Some­times I feel almost apolo­getic to the Jew­ish com­mu­ni­ty for invest­ing in me. One of the ongo­ing debates in Jew­ish edu­ca­tion has been in-reach ver­sus out­reach — is it worth devot­ing time and mon­ey to sec­u­lar Jews whose inter­est in Judaism is unre­li­able? Would it be bet­ter to let Jews like me fall away, and invest in the com­mit­ted core? But then I get back into the mind­set of the con­vin­cer. I think that Judaism is fas­ci­nat­ing in all its lay­ers: its his­to­ry, texts, ethics, rit­u­als and tra­di­tions. I don’t want to give up on the idea that it has some­thing to offer to peo­ple who are sec­u­lar, and that sec­u­lar peo­ple have some­thing to con­tribute to the new shape of Amer­i­can Judaism.

I also rec­og­nize in myself a child­like sense of push­ing back at a Jew­ish com­mu­ni­ty that wants some­thing of me, even as I have been part of the iden­ti­ty build­ing enter­prise myself. Among Jews below a cer­tain age, there seems to be a need to feel like we’re always want­ed, but also to main­tain an iron­ic dis­tance from the Jew­ish insti­tu­tions that hov­er around us and make us feel guilty.

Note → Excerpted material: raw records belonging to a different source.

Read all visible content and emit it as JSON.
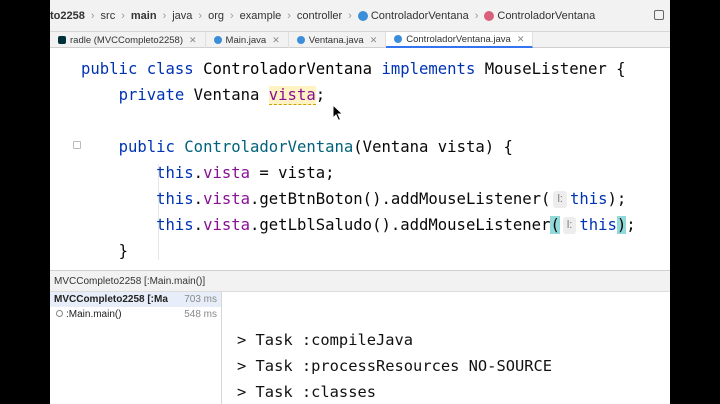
{
  "breadcrumb": {
    "items": [
      "to2258",
      "src",
      "main",
      "java",
      "org",
      "example",
      "controller"
    ],
    "class_crumbs": [
      "ControladorVentana",
      "ControladorVentana"
    ]
  },
  "tabs": [
    {
      "label": "radle (MVCCompleto2258)",
      "icon": "gradle-icon"
    },
    {
      "label": "Main.java",
      "icon": "class-icon"
    },
    {
      "label": "Ventana.java",
      "icon": "class-icon"
    },
    {
      "label": "ControladorVentana.java",
      "icon": "class-icon",
      "active": true
    }
  ],
  "code": {
    "line1": {
      "kw1": "public class",
      "name": "ControladorVentana",
      "kw2": "implements",
      "iface": "MouseListener {"
    },
    "line2": {
      "kw": "private",
      "type": "Ventana",
      "field": "vista",
      "end": ";"
    },
    "line3": {
      "kw": "public",
      "name": "ControladorVentana",
      "params": "(Ventana vista) {"
    },
    "line4": {
      "kw": "this",
      "dot": ".",
      "field": "vista",
      "rest": " = vista;"
    },
    "line5": {
      "kw": "this",
      "dot": ".",
      "field": "vista",
      "call": ".getBtnBoton().addMouseListener(",
      "hint": "l:",
      "arg": "this",
      "end": ");"
    },
    "line6": {
      "kw": "this",
      "dot": ".",
      "field": "vista",
      "call": ".getLblSaludo().addMouseListener",
      "open": "(",
      "hint": "l:",
      "arg": "this",
      "close": ")",
      "end": ";"
    },
    "line7": {
      "brace": "}"
    }
  },
  "run": {
    "header": "MVCCompleto2258 [:Main.main()]",
    "tree": [
      {
        "label": "MVCCompleto2258 [:Ma",
        "time": "703 ms"
      },
      {
        "label": ":Main.main()",
        "time": "548 ms"
      }
    ],
    "console": [
      "> Task :compileJava",
      "> Task :processResources NO-SOURCE",
      "> Task :classes"
    ]
  },
  "colors": {
    "keyword": "#0033b3",
    "field": "#871094",
    "declaration": "#00627a",
    "accent": "#3574f0"
  }
}
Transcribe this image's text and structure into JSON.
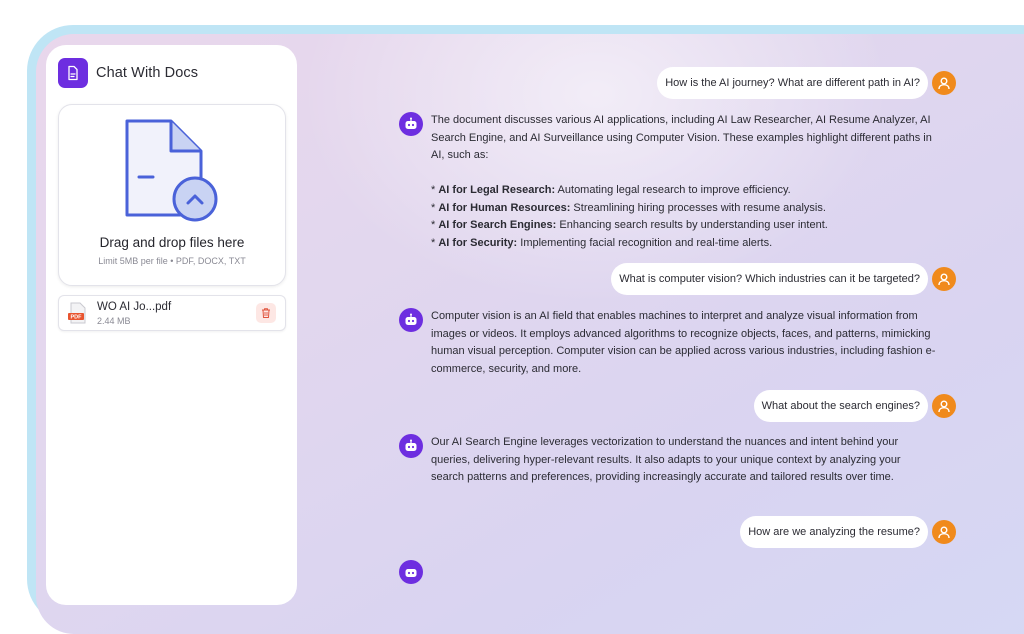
{
  "sidebar": {
    "brand": {
      "title": "Chat With Docs",
      "icon": "document-icon",
      "color": "#6d2ee0"
    },
    "dropzone": {
      "title": "Drag and drop files here",
      "subtitle": "Limit 5MB per file • PDF, DOCX, TXT",
      "icon": "file-upload-icon"
    },
    "files": [
      {
        "name": "WO AI Jo...pdf",
        "size": "2.44 MB",
        "type_badge": "PDF"
      }
    ]
  },
  "chat": {
    "messages": [
      {
        "role": "user",
        "text": "How is the AI journey? What are different path in AI?"
      },
      {
        "role": "bot",
        "intro": "The document discusses various AI applications, including AI Law Researcher, AI Resume Analyzer, AI Search Engine, and AI Surveillance using Computer Vision. These examples highlight different paths in AI, such as:",
        "bullets": [
          {
            "prefix": "* ",
            "term": "AI for Legal Research:",
            "desc": " Automating legal research to improve efficiency."
          },
          {
            "prefix": "* ",
            "term": "AI for Human Resources:",
            "desc": " Streamlining hiring processes with resume analysis."
          },
          {
            "prefix": "* ",
            "term": "AI for Search Engines:",
            "desc": " Enhancing search results by understanding user intent."
          },
          {
            "prefix": "* ",
            "term": "AI for Security:",
            "desc": " Implementing facial recognition and real-time alerts."
          }
        ]
      },
      {
        "role": "user",
        "text": "What is computer vision? Which industries can it be targeted?"
      },
      {
        "role": "bot",
        "intro": "Computer vision is an AI field that enables machines to interpret and analyze visual information from images or videos. It employs advanced algorithms to recognize objects, faces, and patterns, mimicking human visual perception. Computer vision can be applied across various industries, including fashion e-commerce, security, and more."
      },
      {
        "role": "user",
        "text": "What about the search engines?"
      },
      {
        "role": "bot",
        "intro": "Our AI Search Engine leverages vectorization to understand the nuances and intent behind your queries, delivering hyper-relevant results. It also adapts to your unique context by analyzing your search patterns and preferences, providing increasingly accurate and tailored results over time."
      },
      {
        "role": "user",
        "text": "How are we analyzing the resume?"
      }
    ],
    "user_avatar_color": "#f08a1c",
    "bot_avatar_color": "#6d2ee0"
  }
}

There’s no doing away with guilt or irony in Jew­ish life — we would cer­tain­ly be lost with­out it — but I know from expe­ri­ence that there’s no mono­lith­ic Jew­ish par­ent out there try­ing to reshape your life. It’s not Edgar Bronf­man, who, like many of the con­vin­cers, has done a lot of work to con­vince him­self that Judaism mat­ters, and to explore why. For myself, I know it’s time to take own­er­ship of what I val­ue in Judaism, and to fig­ure out how to share this with my kids.

Beth Zasloff is the co-author, with Edgar M. Bronf­man, of Hope, Not Fear: A Path to Jew­ish Renais­sance, which will be released in paper­back on Octo­ber 26, 2010. Her fic­tion and essays have been pub­lished in JANE mag­a­zine, in Sh’ma: A Jour­nal of Jew­ish Respon­si­bil­i­ty, and in the anthol­o­gy Third Mind: Cre­ative Writ­ing Through Visu­al Art. She has taught writ­ing at New York Uni­ver­si­ty, Johns Hop­kins Uni­ver­si­ty, and in New York City pub­lic schools.

Beth Zasloff has taught writ­ing at NYU, at Johns Hop­kins, and in New York City pub­lic schools. She is direc­tor of the Mid­town Workmen’s Cir­cle School, a pro­gres­sive Jew­ish com­mu­ni­ty, and co-author, with Edgar M. Bronf­man, of Hope, Not Fear: A Path to Jew­ish Renais­sance (St. Martin’s). She and her hus­band Joshua Steck­el received the Studs and Ida Terkel Award for Hold Fast to Dreams.